{[ promptMessage ]}

Bookmark it

{[ promptMessage ]}

Lecture 2 Biological Energy Transformations

Lecture 2 Biological Energy Transformations - C Respiration...

Info iconThis preview shows pages 1–2. Sign up to view the full content.

View Full Document Right Arrow Icon
Biological Energy Transformations A. Organic & Inorganic Molecules a. Organic molecules i. Large and complex ii. High energy iii. Examples: 1. Glucose 2. Myristic acid 3. Petapeptide 4. DNA iv. All contain carbon, some hydrogen, and most contain oxygen b. Inorganic molecules i. Small and simple ii. Low energy iii. Examples: 1. Water 2. Oxygen 3. Carbon dioxide 4. Nitrate 5. Salt iv. Occur naturally in the environment c. In order to go from inorganic to organic, energy must be added d. in order to go from organic to inorganic, energy must be released B. Photosynthesis a. The process by which light energy from the sun is captured and used to make energy- rich organic matter (ex. Glucose) b. Photosynthesis can only occur at the top layer of the ocean
Background image of page 1

Info iconThis preview has intentionally blurred sections. Sign up to view the full version.

View Full Document Right Arrow Icon
Background image of page 2
This is the end of the preview. Sign up to access the rest of the document.
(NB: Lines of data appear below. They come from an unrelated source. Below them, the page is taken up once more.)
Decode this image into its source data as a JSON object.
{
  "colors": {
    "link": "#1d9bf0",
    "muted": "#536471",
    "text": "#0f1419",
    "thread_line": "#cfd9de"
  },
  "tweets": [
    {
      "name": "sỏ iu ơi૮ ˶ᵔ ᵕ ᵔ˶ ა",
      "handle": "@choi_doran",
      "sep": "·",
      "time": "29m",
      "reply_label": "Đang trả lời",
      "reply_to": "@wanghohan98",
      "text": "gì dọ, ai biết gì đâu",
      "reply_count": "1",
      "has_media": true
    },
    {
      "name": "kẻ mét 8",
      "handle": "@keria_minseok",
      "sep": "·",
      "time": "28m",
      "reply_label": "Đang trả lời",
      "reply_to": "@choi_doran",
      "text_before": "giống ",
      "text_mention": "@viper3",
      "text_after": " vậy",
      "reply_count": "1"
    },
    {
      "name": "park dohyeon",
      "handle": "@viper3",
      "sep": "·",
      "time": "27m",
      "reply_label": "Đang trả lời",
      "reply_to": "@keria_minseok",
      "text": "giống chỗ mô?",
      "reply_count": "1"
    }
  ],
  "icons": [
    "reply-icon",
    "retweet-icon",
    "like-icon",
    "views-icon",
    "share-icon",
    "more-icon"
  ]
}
Unformatted text preview: C. Respiration a. The process by which organic matter (ex. Glucose) is broken down to release chemical energy b. Respiration occurs in the mitochondria in eukaryotic cells D. Autotroph a. Primary producer b. At the base of the food chain c. Photosynthesis & respiration d. Energy source – light e. Carbon source – CO2 f. Other inorganic molecules are required as well E. Heterotroph a. Consumer b. Can’t do photosynthesis, must get their energy through consuming other organisms c. Respiration only d. Energy source – organic carbon e. Carbon source – organic carbon f. Source of N, P – organic (typically) F....
View Full Document

{[ snackBarMessage ]}